Unmistakeable, of course, to those in rugby league heartlands - I would wager that few of the 466,000 citizens of Liverpool would be able to put a name to either of them.

(Although a few may see Kyle Amor as that big bearded bloke that the camera captures at Anfield every now and then.)

Rugby league heartlands tends to stop in and around Rainhill. It may be only a short ride to the Pier Head from god’s rugby league acre in Nutgrove and Thatto Heath, but the sporting culture in Liverpool is a million miles away.

So it will be interesting how the RFL go about using the Autumn Four Nations Final at Anfield.

Although St Helens, Warrington, Widnes and Wigan supporters will be targeted for a push, with it being the only Four Nations game in the north west, hopefully some effort is made in trying win over new converts.

There will be plenty who will want to make a day of it at Anfield - and that is a good thing.

But it would do another job if some of the non-RL fans in the city could be won over to our game.

It is not easy. Liverpool is a similar sporting city to Newcastle, home of this weekend’s Magic, but that has not stopped us trying in the north east.

The thing about expansion is that it is not just about the south, Wales or the Midlands - the big cities and towns of the north west also could do with some missionary work.

So apart Liverpool, we should be looking at Bolton, Blackburn, Preston and Blackpool.

But Liverpool is interesting.

There have been plenty of attempts to tap into that population before - under David Howes’ direction Saints played two Super League games at Anfield in 1996/97.

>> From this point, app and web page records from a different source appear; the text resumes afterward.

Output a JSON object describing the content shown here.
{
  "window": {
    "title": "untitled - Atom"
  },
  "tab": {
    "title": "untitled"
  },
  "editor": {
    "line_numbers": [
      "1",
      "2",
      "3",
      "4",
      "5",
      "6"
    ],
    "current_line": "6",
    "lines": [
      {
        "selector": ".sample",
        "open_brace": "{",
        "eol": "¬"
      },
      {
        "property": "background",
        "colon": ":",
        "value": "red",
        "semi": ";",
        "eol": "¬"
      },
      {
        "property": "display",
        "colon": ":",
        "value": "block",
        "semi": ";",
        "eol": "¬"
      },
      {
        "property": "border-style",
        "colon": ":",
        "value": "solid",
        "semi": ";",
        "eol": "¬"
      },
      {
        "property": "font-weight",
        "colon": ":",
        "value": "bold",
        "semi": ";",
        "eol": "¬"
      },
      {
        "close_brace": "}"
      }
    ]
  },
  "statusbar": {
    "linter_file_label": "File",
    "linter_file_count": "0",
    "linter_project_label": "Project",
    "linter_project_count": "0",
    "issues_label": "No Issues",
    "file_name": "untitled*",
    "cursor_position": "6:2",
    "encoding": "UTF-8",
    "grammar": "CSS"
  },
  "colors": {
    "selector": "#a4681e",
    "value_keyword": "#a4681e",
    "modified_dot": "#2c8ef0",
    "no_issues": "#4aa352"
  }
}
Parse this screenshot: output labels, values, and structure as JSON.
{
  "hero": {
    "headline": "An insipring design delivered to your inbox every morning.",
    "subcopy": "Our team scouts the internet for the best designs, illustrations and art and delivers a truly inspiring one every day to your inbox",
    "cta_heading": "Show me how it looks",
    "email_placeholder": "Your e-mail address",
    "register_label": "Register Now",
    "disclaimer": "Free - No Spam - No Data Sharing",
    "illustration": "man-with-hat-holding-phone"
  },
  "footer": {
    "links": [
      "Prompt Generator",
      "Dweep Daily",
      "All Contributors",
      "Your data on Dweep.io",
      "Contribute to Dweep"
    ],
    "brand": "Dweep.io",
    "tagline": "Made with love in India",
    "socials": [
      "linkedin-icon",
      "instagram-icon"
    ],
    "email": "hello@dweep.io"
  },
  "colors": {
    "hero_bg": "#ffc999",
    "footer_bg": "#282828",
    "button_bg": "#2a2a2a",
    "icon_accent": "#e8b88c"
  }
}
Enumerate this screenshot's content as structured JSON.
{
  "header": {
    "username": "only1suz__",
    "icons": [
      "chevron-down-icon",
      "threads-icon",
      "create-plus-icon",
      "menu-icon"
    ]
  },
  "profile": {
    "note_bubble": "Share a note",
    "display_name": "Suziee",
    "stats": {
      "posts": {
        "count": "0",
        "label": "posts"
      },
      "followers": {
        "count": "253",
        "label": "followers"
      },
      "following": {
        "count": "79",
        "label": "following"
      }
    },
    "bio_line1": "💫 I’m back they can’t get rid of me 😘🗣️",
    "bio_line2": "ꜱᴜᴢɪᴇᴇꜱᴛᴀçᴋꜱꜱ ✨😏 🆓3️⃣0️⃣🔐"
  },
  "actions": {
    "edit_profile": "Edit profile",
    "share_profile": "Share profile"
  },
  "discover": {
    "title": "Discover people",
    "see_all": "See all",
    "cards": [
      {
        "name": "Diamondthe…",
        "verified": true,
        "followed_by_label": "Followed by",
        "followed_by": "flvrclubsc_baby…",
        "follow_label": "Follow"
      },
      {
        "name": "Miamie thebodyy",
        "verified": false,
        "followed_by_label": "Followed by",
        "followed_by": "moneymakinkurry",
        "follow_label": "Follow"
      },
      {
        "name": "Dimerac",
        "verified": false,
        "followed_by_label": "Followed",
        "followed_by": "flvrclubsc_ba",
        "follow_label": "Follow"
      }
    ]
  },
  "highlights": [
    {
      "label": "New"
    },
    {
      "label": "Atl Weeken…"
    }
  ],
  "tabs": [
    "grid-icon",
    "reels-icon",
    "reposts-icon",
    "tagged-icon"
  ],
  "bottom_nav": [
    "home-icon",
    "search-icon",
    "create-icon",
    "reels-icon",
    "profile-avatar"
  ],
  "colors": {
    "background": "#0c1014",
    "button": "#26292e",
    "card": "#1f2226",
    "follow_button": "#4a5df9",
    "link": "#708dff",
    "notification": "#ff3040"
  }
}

Before that the Charity Shield clash between Wigan and Widnes was played there in 1989 and Wigan held their World Club Challenge game against Penrith there in 1991.

More than 20,000 watched that.

But of course Liverpool had its own team long before these attempts to promote the game at Anfield.

Liverpool Stanley played at the Stanley dog track from 1934-51 before moving to Knotty Ash and changing their name to City.

They moved east to Huyton in 1969 and despite having handy players every now and then, and despite the tireless efforts of player/coach/groundsman/kitman Geoff Fletcher they never got much of a crowd and the ground was bedevilled by vandalism.

They upped and continued their nomadic existence - Runcorn, Sutton and Prescot before winding up.

So you could say it didn't work.

But if we can't win over a city like Liverpool - one whose citizens have access to the same rugby league television and radio coverage as St Helens, Widnes and Warrington - what is the point trying elsewhere?

Although the emphasis has changed it is great that Saints do a lot of community work in the city and it would be fantastic if they can get kids playing the game.

But to take it that step further rather than simply trying to get Liverpudlians to come to St Helens, as welcome as they are, should we not give them their own team?

Would it look out of place in a division containing the likes of Newcastle, Coventry, Gloucester and Oxford?